Korean War, 1950-1953
Found in 4 Collections and/or Records:
The Marta Fraenkel Collection holds papers and correspondence of Marta Fraenkel and her family members. Prominent topics include postwar Germany and Korea and the lives of family members who resided there. Some focus on the family genealogy is also existent. The collection comprises correspondence, personal and official papers, biographical articles, family trees, postcards and some notes.
The Mühlfelder and Roeckert Families Collection contains both primary sources and research materials that, together, combine to record the history of these families. Charles C. Milford (born Klaus Mühlfelder) compiled the research materials; the greatest quantity of correspondence, documents, and photographs in the collection also pertains to his life. Documents include vital documents, educational records, military service records, and materials relating to Charles C. Milford’s career as a librarian. In addition to Milford, his father Simon Mühlfelder and wife Patricia E. Milford feature most prominently in the first three series of the collection. Family history research focuses on Simon Mühlfelder’s first wife Martha Kassel and people within her milieu. This research is compiled from Milford’s correspondence with scholars and archives, relevant archival finding aids and photocopies of documents held by various archives, articles, photocopies from books, catalog records for pertinent books, and Wikipedia pages and other printouts of biographical information from the Internet. These same types of material also make up Milford’s research on topics of interest, including the history of Jews in Germany broadly and of the Mühlfelder family specifically.
The collection documents the National Jewish Welfare Board's (JWB) evolution from an organization founded in 1917 to provide support for soldiers in times of war to an agency involved in all aspects of Jewish life both in the United States and abroad. In 1990 JWB recreated itself as the Jewish Community Centers Association of North America.
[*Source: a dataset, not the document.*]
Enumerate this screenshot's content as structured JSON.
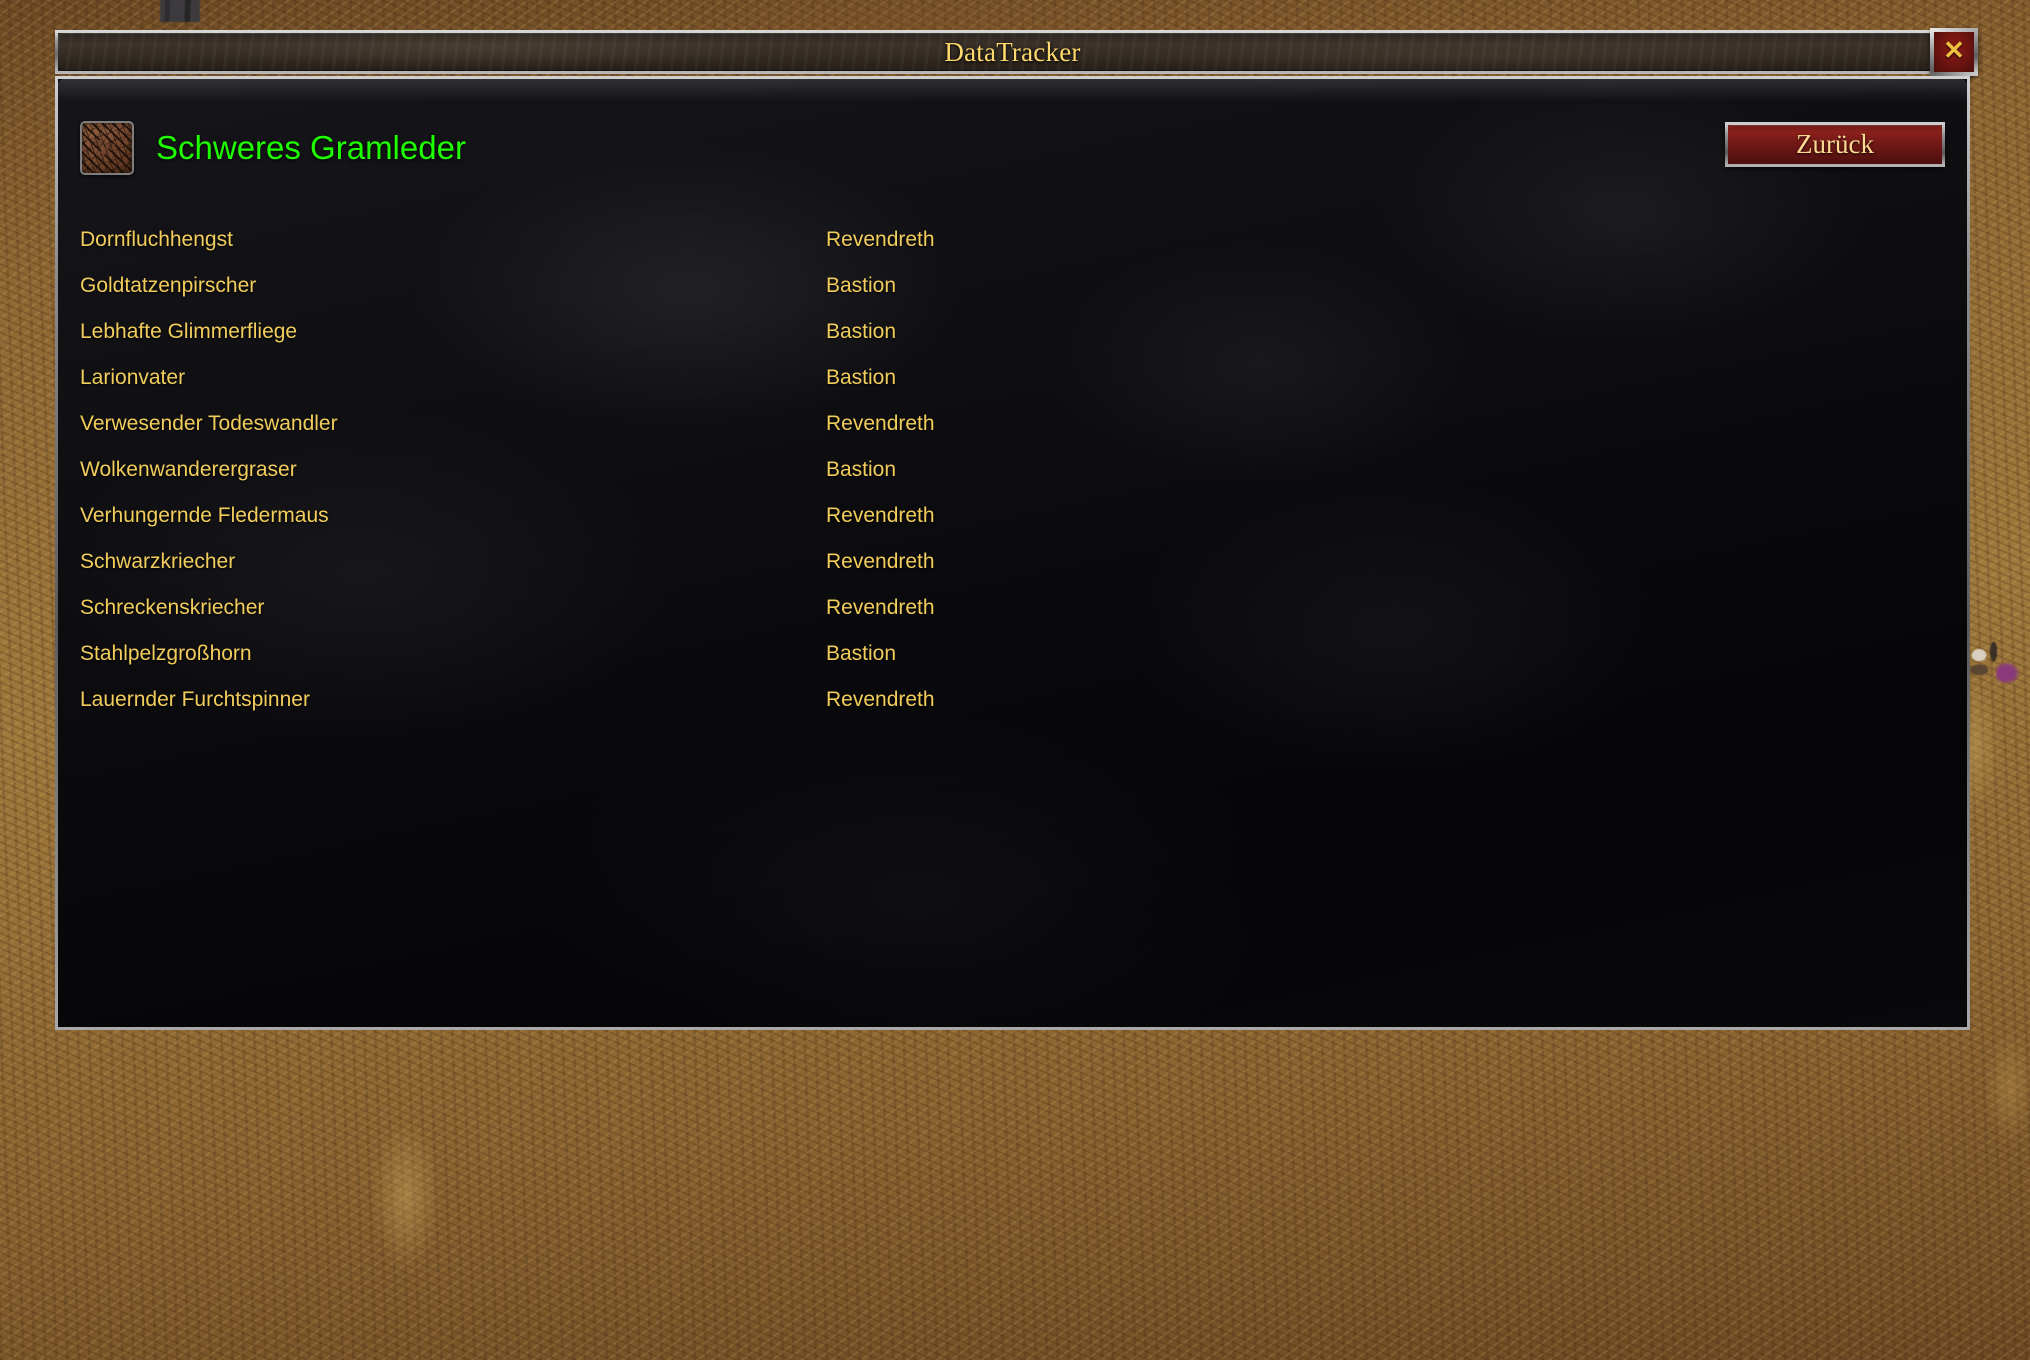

The National Jewish Welfare Board Military Chaplaincy Records document the evolution and activities of NJWB’s military chaplaincy agency, which was known as the Commission on Army and Navy Religious Activities (CANRA) from 1942 to 1947, as the Division of Religious Activities (DRA) from 1947 to 1953, and then as the Commission on Jewish Chaplaincy (CJC) after 1953, during the Executive Directorship of Aryeh Lev (1946-1975) and Philip Bernstein (1942-1946). The collection also consists of Aryeh Lev’s records during his service as assistant to the Office of the Chief of Chaplains of the Army (1940-1945), as well as Lev’s personal papers. Most broadly, the collection chronicles the role of Jewish chaplaincy and Jewish participation in the U.S. military effort from WWII to the Vietnam War. Subjects addressed include the establishment of Judaism as one of the major faiths in the U.S. military, patterns of observance among service members, and post-WWII relief work by Jewish chaplains on behalf of displaced persons. Materials include minutes, reports, correspondence, speeches, sermons, autobiographical writings, photographs, questionnaires and printed materials.